It happens to us, and dogs, but what is different with cats is that their hair grows to a fixed length, dies, and falls out as it’s replaced by new hair. This explains why cats do not need regular haircuts. Those cats that go outdoors shed more seasonally, as in the spring, and new hair growth accelerates in the fall and winter. Yet, 80% of cats are estimated to be completely indoors, and thus their hair follicles are not as aware of the change in seasons, making them all year, equal opportunity shedders.
2. If your cat seems to be shedding too much, take note.
Stress, parasites such as fleas, a poor diet, and certain diseases can cause abnormal amounts of shedding. If you are noticing more, contact your veterinarian. Diabetes, hyperthyroidism, and kidney failure can cause excessive hair loss.
3. Go ahead and pet your cat.
Normal petting will help you remove some loose, dead hair. But did you know that there are 3 types of cat hair?
Guard hairs are the topcoat that protects cats from rain or snow. Wet hand petting will help remove guard hairs . They are found on Oriental Shorthairs, domestic shorthairs, Tonkinese, and Abyssinians.
Awn hairs are soft, fuzzy hairs found on the belly, keeping cats warm and providing insulation. Persians, and other long-haired cats, have an abundance of awn hairs,and not just on their bellies.They need to be brushed daily.
4. Feed a healthy diet
Malnourished or dehydrated cats will show it in a dull coat, excessive hair loss, matted hair, dandruff, or an excessively oily coat. Skin, being the body’s largest organ, will reflect good health and hydration with shine and thickness, and shed less.. Cats need a high-protein, low-carbohydrate diet. Some cats benefit from fatty acid supplements as well, because they are anti-inflammatory and can help with skin and hair coat problems.
5.Brush your cat
As cats groom themselves for about 10 hours a day, you can help remove hair that they would be ingesting by brushing. This will minimize hairballs.
It is a good idea to get your cat used to being brushed early on. Select an appropriate brush. A good stainless-steel, long-tooth comb that reaches the skin is good for long-haired cats, like Persians, with an abundance of awn hairs. The very fine, soft belly hair can be groomed with a slicker brush. If not groomed enough, long-haired cats can mat, especially in the front armpits and belly hare.
Flea combs remove loose hair, not to mention fleas. Slicker brushes help to untangle mats, and Furminator-type brushes remove dead undercoat hairs. Never attempt to cut our your cat’s mats if they can be combed. Leave that to a professional.

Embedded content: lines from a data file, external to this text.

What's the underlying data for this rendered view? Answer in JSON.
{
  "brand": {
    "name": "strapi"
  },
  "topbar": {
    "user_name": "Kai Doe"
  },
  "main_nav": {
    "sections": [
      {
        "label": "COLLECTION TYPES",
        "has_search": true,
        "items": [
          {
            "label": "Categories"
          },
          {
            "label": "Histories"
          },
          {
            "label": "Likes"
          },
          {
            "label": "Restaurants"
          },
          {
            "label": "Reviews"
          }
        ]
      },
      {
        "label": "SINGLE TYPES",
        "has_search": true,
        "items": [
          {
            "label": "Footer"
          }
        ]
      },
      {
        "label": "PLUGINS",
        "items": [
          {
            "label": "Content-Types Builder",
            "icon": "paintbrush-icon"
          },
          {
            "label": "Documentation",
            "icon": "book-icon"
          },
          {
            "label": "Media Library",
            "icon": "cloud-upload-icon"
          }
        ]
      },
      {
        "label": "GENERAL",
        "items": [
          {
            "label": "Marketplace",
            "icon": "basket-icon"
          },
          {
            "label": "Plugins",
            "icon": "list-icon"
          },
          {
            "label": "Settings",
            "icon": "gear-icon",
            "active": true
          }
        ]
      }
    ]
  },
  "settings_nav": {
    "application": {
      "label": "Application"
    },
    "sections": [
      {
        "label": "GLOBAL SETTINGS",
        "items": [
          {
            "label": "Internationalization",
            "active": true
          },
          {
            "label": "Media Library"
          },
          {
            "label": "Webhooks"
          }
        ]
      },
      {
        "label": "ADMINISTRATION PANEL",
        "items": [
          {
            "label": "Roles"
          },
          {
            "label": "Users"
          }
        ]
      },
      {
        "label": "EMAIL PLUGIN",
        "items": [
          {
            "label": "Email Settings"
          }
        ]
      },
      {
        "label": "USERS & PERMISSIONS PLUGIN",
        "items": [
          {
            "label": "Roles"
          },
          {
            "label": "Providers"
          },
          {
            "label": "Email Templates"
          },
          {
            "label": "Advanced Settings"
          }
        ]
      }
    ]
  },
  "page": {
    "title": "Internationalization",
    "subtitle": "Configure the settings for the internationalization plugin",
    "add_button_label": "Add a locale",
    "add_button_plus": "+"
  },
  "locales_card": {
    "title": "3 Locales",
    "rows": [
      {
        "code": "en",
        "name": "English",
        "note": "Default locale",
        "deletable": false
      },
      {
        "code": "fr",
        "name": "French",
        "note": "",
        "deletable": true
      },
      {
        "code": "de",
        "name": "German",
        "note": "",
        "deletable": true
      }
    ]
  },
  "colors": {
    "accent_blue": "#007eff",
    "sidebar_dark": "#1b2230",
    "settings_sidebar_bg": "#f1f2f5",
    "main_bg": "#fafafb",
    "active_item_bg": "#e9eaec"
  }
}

6. Vacuum cleaners are your friends.
Pick one with a HEPA filter, to reduce allergens, and select one that is good at picking up pet hair. The more frequent the better.
Go over wood, laminate or tile flooring with an electrostatic or microfiber dry mop. This will help you reach corners where cat hair collects. StickySheets taken to your furniture will help between vacuuming.
8. Save it for the birds…
If you are so inclined, you can save the cat hair in net-type onion bags, and tie it on a tree. Birds will remove the hair for their spring nests. It is a real thing!
9. Lint rollers
Use on your clothing before you go out, and prior to laundering. This will prevent the hair sticking to your washing machine. If your clothes are literally covered in hair, first stick them in the dryer for 10 minutes with a dryer sheet, then wash them. Then clear out the lint catcher.
Hope you found this helpful.